Both writers engage with landscape in ways that challenge its conventional certainties. For example, Gary read a short piece about the actor Peter Cushing, who lived in Whitstable. In the story, the actor is referred to via his greatest roles, like ‘the Vampire Hunter’, as he wanders around the seaside town accompanied by his best friend, ‘the Vampire’ (presumably Christopher Lee). They meditate on their great fictional battles, surrounded by the everyday bustle of modern life, and meditate on an uncertain future. This blending of myth and reality has personal note: Gary grew up in Whitstable and the area has a strong folkloric identity. He writes weird fiction because that is the only genre that reflects his understanding of this familiar landscape. One way to reconcile the desire for his home space to be closer to its mythical – but not idealised – identity, and further from its proximity to prime UKIP country, is to use techniques of psychogeography, or as Gary calls it ‘landscape punk’. The Hollow Shores are a real place; the name is drawn from history like some treasure previously submerged that has slowly come to light.

However, the stratification of the English landscape brings political peril.
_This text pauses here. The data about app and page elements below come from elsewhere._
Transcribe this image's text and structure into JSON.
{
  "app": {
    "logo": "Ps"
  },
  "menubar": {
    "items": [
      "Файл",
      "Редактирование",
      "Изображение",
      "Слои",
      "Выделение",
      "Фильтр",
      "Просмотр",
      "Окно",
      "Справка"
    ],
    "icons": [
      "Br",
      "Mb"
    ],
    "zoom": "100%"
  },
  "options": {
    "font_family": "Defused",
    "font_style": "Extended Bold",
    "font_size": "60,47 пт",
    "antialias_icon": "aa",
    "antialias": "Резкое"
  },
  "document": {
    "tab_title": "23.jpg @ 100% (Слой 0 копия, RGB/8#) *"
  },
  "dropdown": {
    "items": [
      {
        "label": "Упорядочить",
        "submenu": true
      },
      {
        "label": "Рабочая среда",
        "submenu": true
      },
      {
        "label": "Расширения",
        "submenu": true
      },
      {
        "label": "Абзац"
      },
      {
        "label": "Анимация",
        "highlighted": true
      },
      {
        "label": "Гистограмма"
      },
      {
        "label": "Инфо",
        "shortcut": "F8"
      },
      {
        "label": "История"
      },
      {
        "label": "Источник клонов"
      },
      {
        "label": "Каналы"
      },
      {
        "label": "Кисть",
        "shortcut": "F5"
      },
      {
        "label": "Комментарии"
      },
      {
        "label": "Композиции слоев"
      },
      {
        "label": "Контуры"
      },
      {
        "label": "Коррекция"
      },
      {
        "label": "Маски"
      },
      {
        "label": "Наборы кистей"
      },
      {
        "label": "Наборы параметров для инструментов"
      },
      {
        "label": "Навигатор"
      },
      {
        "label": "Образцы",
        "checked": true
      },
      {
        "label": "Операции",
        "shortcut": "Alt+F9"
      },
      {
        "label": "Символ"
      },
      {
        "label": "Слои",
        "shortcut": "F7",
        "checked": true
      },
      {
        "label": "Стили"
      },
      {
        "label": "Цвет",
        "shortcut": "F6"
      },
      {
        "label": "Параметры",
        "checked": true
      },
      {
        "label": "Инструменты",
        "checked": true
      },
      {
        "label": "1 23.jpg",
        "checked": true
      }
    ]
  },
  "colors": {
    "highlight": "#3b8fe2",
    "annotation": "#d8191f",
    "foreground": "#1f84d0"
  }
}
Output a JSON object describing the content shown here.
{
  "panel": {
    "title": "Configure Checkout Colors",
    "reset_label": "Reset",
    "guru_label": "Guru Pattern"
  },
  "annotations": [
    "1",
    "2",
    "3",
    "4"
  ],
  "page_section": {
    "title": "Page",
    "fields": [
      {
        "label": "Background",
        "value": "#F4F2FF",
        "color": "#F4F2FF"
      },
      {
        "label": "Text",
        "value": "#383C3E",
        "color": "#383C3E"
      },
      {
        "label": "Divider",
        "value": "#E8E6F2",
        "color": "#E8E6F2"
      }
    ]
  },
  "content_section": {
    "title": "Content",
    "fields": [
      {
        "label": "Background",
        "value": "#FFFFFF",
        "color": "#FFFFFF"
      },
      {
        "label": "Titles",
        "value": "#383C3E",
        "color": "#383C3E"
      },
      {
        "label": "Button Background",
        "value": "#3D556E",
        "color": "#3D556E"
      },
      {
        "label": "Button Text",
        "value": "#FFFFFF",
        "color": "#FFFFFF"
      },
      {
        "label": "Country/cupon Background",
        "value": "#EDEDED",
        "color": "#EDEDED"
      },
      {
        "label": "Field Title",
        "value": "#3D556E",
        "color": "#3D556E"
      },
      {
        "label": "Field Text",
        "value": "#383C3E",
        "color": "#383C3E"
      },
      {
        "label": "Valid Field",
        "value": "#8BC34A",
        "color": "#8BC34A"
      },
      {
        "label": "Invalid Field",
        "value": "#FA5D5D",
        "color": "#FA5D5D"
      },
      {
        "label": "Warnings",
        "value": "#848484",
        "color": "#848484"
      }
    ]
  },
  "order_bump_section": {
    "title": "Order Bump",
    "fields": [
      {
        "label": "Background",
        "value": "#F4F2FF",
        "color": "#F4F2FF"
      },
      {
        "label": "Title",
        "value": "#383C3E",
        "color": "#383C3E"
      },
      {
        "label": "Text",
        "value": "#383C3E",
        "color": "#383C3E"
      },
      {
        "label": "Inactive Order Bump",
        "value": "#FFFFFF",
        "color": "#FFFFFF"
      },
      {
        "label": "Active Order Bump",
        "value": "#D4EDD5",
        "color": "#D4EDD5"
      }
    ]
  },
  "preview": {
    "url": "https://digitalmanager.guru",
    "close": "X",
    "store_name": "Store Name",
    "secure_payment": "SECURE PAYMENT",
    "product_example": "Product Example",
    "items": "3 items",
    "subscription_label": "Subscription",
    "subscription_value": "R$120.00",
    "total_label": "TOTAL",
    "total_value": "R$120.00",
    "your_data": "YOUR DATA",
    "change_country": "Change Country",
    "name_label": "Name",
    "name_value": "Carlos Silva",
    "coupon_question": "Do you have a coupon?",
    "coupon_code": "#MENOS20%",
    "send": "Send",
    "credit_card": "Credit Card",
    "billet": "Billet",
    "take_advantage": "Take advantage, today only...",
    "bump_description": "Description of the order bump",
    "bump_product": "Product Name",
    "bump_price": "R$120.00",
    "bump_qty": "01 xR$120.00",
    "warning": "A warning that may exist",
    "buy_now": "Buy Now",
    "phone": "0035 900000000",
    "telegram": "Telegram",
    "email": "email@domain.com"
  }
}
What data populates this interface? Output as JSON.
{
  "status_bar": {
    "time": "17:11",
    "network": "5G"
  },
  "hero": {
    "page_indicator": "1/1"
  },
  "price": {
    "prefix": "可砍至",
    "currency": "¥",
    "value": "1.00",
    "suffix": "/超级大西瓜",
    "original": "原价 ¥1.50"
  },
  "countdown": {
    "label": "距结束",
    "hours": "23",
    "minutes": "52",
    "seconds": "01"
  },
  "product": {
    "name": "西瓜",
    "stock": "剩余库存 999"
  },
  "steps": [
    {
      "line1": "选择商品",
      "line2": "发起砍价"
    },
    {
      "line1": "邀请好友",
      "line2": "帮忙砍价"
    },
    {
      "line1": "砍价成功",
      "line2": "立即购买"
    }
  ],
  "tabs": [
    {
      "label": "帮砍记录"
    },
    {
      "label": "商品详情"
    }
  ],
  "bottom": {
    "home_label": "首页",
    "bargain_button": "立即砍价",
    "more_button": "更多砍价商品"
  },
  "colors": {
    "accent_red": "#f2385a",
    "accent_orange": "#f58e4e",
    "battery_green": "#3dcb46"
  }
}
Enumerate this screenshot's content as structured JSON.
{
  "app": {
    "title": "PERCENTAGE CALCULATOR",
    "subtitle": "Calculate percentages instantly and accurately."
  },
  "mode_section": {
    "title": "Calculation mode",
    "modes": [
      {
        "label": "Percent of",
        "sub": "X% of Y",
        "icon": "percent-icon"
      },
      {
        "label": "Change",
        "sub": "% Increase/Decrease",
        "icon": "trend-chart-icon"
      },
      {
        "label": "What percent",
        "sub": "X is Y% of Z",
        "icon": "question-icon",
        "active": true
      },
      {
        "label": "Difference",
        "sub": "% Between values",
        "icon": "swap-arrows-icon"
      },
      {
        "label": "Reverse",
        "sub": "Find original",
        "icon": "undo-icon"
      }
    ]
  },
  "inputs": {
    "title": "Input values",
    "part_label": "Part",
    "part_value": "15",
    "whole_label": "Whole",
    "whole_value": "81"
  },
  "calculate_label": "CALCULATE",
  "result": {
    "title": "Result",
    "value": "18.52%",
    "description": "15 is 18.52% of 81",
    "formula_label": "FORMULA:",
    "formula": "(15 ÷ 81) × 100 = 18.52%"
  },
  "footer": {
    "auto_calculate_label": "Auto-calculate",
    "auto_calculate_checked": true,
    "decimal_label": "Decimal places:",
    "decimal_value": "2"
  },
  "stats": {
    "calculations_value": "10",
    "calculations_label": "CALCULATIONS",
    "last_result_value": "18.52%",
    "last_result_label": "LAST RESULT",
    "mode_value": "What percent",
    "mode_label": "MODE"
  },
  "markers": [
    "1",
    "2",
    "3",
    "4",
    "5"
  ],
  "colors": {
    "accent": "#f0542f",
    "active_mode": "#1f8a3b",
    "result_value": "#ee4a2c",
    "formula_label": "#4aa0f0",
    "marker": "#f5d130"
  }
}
The online Hookland project, which explores a fictional English county using folklore, spent the day of the discussion fighting off an English neo-Nazi who wanted to use the site to justify national/racial purity. Mike says that writers should make their position on landscape politics clear, and maintain awareness that landscape itself has no sentimentality at all. It has its own language, often weird, that should be used with full awareness to avoid the descent into easy nationalism.

Gary is interested in the fringe elements of our island; how its marginal landscapes change over time in a way that seems arbitrary, even absurd. For example, Whitstable would not even have been on the coast when the area now known as Doggerland linked Kent to mainland Europe 10,000 years ago. Doggerland was flooded at the end of the last Ice Age, a prospect we face on the attenuated landmasses of our own time. But for a few degrees’ variation in temperature, the Britain we know would not have existed and neither, in our current form, would we. There is a sense of possibility, only just missed, that folkloric weird fiction reflects so well.

harrisonCreation of a fictional Doggerland-like continent lay behind one of Mike’s projects for New Worlds, in which elements of a series of seemingly unconnected narratives would reveal that a new continent had appeared. Although the book never came to fruition, the stories evolved and formed part of his new collection, You Should Come With Me Now, published by Comma Press. He read a story from the collection called Psychoarcheology. Ostensibly a satire about the unending discovery of royal remains beneath car parks, it also looked at how the royals themselves are as trapped by their DNA into a life of rule they may not want, as their bodies are trapped beneath tarmac. This layering is an example of one of the different narrative techniques Mike uses to draw the reader through stories that do not have conventional narrative plots. Another is ‘reframing’, in which characters are moved through different landscapes as if on a journey, placing them in unfamiliar locations to accentuate the essential quality of strangeness. The weird, then, is as much to do with the way the story is told as its subject matter.